Mechanisms linking global 5-Day waves to tropical convection

Malcolm J. King, Matthew C. Wheeler, Todd P. Lane

Research output: Contribution to journalArticleResearchpeer-review

8 Citations (Scopus)

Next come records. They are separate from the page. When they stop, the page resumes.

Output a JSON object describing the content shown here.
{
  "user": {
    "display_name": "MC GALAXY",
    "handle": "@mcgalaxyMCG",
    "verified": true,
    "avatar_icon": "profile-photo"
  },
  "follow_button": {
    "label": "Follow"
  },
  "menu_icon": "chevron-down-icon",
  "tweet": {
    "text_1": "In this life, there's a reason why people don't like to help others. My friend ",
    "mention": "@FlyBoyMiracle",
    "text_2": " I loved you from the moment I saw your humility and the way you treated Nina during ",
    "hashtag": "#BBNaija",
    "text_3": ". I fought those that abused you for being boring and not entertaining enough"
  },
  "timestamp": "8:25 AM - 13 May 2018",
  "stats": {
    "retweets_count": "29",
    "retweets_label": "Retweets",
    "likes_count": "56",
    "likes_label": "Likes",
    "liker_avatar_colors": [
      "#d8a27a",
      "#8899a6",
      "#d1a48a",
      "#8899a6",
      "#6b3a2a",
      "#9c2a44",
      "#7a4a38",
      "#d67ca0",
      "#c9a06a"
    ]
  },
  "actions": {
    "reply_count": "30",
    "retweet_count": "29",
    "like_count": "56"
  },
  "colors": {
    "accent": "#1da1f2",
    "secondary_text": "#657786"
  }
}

Reanalysis data and satellite-derived rainfall measurements are examined to determine possible mechanisms linking the "5 day" Rossby-Haurwitz wave to localized variations of tropical convection. The mechanisms in all regions rely on the modulation of zonal winds near the equator by the wave, but the nature of these mechanisms depends strongly on local topography and local climate. In the upper Amazon basin, the wave modulates the strength of prevailing easterlies and thus the upslope flow and associated convection on the eastern edge of the Andes. Similar modulation of upslope flow is involved off the Panamanian and Colombian Pacific coasts, but the deflection and confluence of low-level wind in the presence of the Andes and moisture transports across the Andes from the Amazon basin are also factors. Similar deflection and confluence of winds around and through the Maritime Continent lead to low-level divergence and convection anomalies over the eastern Indian Ocean. Anomalous moisture transports from the Congo basin to the eastern and northeastern Gulf of Guinea due to the wave affect atmospheric moisture over the Gulf of Guinea and thus convection in the region. Over oceanic convergence zones, modulations of the prevailing winds by the wave affect the overall wind magnitude, changing evaporation from the ocean surface and atmospheric moisture. Most of these mechanisms arise from the nonuniform nature of Earth's surface and suggest that other external Rossby-Haurwitz waves may have similar interactions with convection.

Original languageEnglish
Pages (from-to)3679-3702
Number of pages24
JournalJournal of the Atmospheric Sciences
Issue number11
Publication statusPublished - 1 Nov 2017
Externally publishedYes


  • Convection
  • Planetary waves
  • Rossby waves
  • Tropical variability
  • Tropics

Cite this